Legal Institutions of Farmland Succession: Implications for Sustainable Food Systems
Food Law, Land Tenure, Sustainable Food Systems, Property Rights, Succession, Modern Farmland
The legal institutions relevant to farmland succession — defined as the transfer of property in and control over farmland — are increasingly important determinants of sustainable environmental outcomes on modern farms. The history of farmland succession has been written, by and large, through extra-legal processes of transfer and inheritance between generations of close family relations. This familiar “family farm” model, however, is rapidly being replaced by succession arrangements between non-relatives, often strangers, with entrant farmers from non-agricultural backgrounds. As a growing number of current farmers retire and seek creative ways to transfer control and ownership of their farms, the availability and content of property arrangements on farmlands acquire a new significance. The resulting formalization of farmland succession places greater demands on policy makers to craft farmland tenure options and supporting institutions that are suitable to a wider diversity of needs, particularly among small farmers, and to consider the impacts of these arrangements for sustainable food systems over the long term.
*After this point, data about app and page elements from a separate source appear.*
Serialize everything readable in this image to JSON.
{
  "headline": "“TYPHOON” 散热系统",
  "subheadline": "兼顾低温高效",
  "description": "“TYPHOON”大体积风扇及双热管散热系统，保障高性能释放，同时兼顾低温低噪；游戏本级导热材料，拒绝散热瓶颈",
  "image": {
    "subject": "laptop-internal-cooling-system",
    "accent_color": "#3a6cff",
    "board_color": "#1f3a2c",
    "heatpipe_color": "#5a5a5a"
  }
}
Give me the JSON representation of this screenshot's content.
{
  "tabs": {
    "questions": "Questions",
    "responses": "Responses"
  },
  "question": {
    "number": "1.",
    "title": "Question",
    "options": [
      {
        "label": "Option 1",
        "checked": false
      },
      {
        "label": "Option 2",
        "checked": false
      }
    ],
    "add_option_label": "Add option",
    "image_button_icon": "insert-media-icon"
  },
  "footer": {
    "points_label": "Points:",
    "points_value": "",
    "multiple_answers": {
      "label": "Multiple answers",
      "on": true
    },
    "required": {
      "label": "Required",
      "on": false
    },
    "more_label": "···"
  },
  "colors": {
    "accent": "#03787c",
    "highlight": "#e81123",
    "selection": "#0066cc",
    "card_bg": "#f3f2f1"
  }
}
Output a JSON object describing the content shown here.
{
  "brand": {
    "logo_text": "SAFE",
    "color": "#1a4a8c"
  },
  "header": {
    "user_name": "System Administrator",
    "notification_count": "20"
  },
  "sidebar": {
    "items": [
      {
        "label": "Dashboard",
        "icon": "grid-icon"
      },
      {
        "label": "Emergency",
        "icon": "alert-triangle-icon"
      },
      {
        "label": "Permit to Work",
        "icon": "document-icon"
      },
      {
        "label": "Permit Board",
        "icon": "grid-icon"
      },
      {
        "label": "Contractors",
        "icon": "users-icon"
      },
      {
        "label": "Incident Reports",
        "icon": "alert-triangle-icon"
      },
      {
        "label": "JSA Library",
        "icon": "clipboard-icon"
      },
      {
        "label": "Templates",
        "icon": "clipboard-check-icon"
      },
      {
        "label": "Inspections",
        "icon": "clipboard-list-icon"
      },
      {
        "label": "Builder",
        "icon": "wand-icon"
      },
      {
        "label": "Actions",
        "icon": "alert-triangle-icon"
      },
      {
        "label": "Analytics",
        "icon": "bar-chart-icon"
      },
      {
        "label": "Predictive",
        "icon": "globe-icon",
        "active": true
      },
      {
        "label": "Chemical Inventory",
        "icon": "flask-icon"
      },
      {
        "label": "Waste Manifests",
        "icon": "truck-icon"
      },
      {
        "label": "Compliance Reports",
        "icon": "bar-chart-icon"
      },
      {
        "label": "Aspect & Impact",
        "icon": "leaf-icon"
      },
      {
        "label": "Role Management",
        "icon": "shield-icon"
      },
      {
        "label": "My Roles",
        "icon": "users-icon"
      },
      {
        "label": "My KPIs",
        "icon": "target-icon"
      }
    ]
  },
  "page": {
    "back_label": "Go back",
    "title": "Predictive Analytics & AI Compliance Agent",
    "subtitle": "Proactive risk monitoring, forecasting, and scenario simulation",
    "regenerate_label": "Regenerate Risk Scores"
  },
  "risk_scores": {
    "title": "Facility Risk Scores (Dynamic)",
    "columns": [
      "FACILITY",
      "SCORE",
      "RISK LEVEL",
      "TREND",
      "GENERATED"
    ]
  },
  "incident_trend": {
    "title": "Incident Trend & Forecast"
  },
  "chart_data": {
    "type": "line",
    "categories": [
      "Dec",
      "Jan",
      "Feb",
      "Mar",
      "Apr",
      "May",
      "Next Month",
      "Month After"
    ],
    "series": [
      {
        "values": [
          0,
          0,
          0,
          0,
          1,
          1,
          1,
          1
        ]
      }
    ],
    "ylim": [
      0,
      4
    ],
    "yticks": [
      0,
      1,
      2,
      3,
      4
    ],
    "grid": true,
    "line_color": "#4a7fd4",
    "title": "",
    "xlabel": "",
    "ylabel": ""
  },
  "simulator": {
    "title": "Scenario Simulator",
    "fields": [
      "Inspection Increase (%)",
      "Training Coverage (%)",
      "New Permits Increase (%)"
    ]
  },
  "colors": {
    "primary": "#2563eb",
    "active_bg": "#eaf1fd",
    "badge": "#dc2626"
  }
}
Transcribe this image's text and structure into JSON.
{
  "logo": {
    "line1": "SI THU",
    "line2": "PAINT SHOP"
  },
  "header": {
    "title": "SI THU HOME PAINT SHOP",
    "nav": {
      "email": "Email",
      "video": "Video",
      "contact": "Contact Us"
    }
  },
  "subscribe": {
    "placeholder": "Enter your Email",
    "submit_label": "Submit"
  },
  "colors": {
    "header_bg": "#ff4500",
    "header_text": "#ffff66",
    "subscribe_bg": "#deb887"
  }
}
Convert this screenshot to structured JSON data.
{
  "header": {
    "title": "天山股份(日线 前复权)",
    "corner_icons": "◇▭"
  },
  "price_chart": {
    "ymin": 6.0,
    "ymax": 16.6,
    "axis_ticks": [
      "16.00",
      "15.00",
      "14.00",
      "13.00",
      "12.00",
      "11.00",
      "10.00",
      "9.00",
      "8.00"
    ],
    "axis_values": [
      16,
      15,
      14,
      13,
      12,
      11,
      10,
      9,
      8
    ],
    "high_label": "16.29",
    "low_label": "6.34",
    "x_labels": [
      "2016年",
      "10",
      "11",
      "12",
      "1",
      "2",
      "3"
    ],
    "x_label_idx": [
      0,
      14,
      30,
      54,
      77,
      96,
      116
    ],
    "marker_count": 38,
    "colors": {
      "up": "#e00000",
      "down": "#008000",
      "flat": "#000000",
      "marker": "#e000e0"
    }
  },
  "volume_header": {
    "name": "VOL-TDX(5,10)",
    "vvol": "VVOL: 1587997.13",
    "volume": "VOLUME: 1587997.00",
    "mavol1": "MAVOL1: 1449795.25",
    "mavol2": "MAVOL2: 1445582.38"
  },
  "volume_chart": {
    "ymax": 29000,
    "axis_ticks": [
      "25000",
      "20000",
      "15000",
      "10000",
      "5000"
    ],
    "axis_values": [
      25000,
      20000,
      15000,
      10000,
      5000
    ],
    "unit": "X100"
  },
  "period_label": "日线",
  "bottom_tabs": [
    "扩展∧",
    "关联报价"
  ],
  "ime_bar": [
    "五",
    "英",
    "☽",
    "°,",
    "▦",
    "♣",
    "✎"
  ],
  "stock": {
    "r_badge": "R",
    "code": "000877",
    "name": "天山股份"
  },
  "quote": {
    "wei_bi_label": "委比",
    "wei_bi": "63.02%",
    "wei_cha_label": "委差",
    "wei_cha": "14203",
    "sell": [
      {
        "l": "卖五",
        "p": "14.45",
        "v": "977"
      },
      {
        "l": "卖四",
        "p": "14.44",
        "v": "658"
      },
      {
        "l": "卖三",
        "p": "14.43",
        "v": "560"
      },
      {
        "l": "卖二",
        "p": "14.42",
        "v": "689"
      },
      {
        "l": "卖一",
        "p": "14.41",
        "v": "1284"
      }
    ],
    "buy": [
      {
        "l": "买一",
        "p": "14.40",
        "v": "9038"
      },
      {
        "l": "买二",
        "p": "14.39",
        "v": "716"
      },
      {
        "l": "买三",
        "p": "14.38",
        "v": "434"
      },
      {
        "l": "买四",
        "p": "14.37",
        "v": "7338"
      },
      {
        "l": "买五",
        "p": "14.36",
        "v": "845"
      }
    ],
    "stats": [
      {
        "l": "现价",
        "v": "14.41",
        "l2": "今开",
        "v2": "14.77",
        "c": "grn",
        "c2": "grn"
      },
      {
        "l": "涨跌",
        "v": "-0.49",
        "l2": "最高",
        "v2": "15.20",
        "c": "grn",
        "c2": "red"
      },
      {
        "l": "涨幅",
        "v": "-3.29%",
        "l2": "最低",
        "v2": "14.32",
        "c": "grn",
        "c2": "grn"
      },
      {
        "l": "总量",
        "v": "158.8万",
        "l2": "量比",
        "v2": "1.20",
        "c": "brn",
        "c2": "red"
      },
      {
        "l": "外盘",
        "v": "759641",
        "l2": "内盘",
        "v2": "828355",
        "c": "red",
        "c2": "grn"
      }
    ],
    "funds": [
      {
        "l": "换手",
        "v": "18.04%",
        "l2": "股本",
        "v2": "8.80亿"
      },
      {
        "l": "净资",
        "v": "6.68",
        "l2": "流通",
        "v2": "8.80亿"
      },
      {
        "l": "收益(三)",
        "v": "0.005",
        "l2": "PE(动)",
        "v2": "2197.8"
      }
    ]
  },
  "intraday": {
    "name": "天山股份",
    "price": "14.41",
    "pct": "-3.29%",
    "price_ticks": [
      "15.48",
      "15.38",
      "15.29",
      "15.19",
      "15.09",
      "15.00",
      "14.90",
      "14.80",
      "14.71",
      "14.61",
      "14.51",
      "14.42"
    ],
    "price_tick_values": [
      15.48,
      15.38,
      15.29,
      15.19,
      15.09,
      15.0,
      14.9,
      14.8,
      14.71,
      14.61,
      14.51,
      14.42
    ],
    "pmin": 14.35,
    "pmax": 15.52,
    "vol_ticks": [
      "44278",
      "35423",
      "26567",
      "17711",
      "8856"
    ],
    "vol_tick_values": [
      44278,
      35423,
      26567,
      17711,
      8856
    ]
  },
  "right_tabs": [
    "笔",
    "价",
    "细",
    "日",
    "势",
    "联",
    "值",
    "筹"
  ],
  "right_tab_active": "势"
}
Jamie Baxter, "Legal Institutions of Farmland Succession: Implications for Sustainable Food Systems" (2013) 65:2 Maine L Rev 381.